REQUIREMENT
The required answer is an exact copy of the records below, without pictures.

DATA SUPPLIED

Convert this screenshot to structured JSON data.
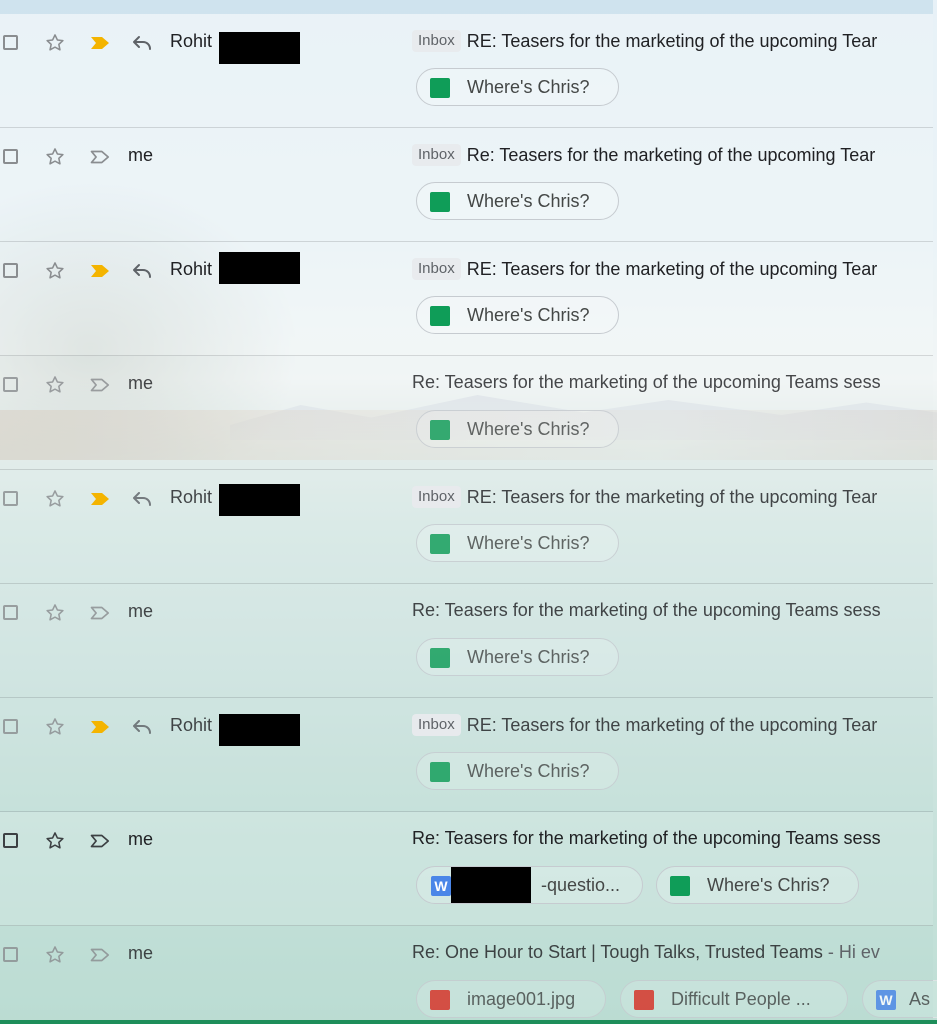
{
  "colors": {
    "important_marker": "#f4b400",
    "sheets_icon": "#0f9d58",
    "image_icon": "#d93025",
    "word_icon": "#4a86e8"
  },
  "rows": [
    {
      "sender": "Rohit",
      "badge": "Inbox",
      "subject": "RE: Teasers for the marketing of the upcoming Tear",
      "attachment": "Where's Chris?"
    },
    {
      "sender": "me",
      "badge": "Inbox",
      "subject": "Re: Teasers for the marketing of the upcoming Tear",
      "attachment": "Where's Chris?"
    },
    {
      "sender": "Rohit",
      "badge": "Inbox",
      "subject": "RE: Teasers for the marketing of the upcoming Tear",
      "attachment": "Where's Chris?"
    },
    {
      "sender": "me",
      "subject": "Re: Teasers for the marketing of the upcoming Teams sess",
      "attachment": "Where's Chris?"
    },
    {
      "sender": "Rohit",
      "badge": "Inbox",
      "subject": "RE: Teasers for the marketing of the upcoming Tear",
      "attachment": "Where's Chris?"
    },
    {
      "sender": "me",
      "subject": "Re: Teasers for the marketing of the upcoming Teams sess",
      "attachment": "Where's Chris?"
    },
    {
      "sender": "Rohit",
      "badge": "Inbox",
      "subject": "RE: Teasers for the marketing of the upcoming Tear",
      "attachment": "Where's Chris?"
    },
    {
      "sender": "me",
      "subject": "Re: Teasers for the marketing of the upcoming Teams sess",
      "attachments": [
        "W",
        "-questio...",
        "Where's Chris?"
      ]
    },
    {
      "sender": "me",
      "subject": "Re: One Hour to Start | Tough Talks, Trusted Teams",
      "snippet": " - Hi ev",
      "attachments": [
        "image001.jpg",
        "Difficult People ...",
        "W",
        "As"
      ]
    }
  ],
  "icons": [
    "checkbox-icon",
    "star-icon",
    "important-marker-icon",
    "reply-icon",
    "sheets-icon",
    "image-icon",
    "word-icon"
  ]
}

ANSWER FOR THIS EXERCISE
Convert this screenshot to structured JSON data.
{
  "colors": {
    "important_marker": "#f4b400",
    "sheets_icon": "#0f9d58",
    "image_icon": "#d93025",
    "word_icon": "#4a86e8"
  },
  "rows": [
    {
      "sender": "Rohit",
      "badge": "Inbox",
      "subject": "RE: Teasers for the marketing of the upcoming Tear",
      "attachment": "Where's Chris?"
    },
    {
      "sender": "me",
      "badge": "Inbox",
      "subject": "Re: Teasers for the marketing of the upcoming Tear",
      "attachment": "Where's Chris?"
    },
    {
      "sender": "Rohit",
      "badge": "Inbox",
      "subject": "RE: Teasers for the marketing of the upcoming Tear",
      "attachment": "Where's Chris?"
    },
    {
      "sender": "me",
      "subject": "Re: Teasers for the marketing of the upcoming Teams sess",
      "attachment": "Where's Chris?"
    },
    {
      "sender": "Rohit",
      "badge": "Inbox",
      "subject": "RE: Teasers for the marketing of the upcoming Tear",
      "attachment": "Where's Chris?"
    },
    {
      "sender": "me",
      "subject": "Re: Teasers for the marketing of the upcoming Teams sess",
      "attachment": "Where's Chris?"
    },
    {
      "sender": "Rohit",
      "badge": "Inbox",
      "subject": "RE: Teasers for the marketing of the upcoming Tear",
      "attachment": "Where's Chris?"
    },
    {
      "sender": "me",
      "subject": "Re: Teasers for the marketing of the upcoming Teams sess",
      "attachments": [
        "W",
        "-questio...",
        "Where's Chris?"
      ]
    },
    {
      "sender": "me",
      "subject": "Re: One Hour to Start | Tough Talks, Trusted Teams",
      "snippet": " - Hi ev",
      "attachments": [
        "image001.jpg",
        "Difficult People ...",
        "W",
        "As"
      ]
    }
  ],
  "icons": [
    "checkbox-icon",
    "star-icon",
    "important-marker-icon",
    "reply-icon",
    "sheets-icon",
    "image-icon",
    "word-icon"
  ]
}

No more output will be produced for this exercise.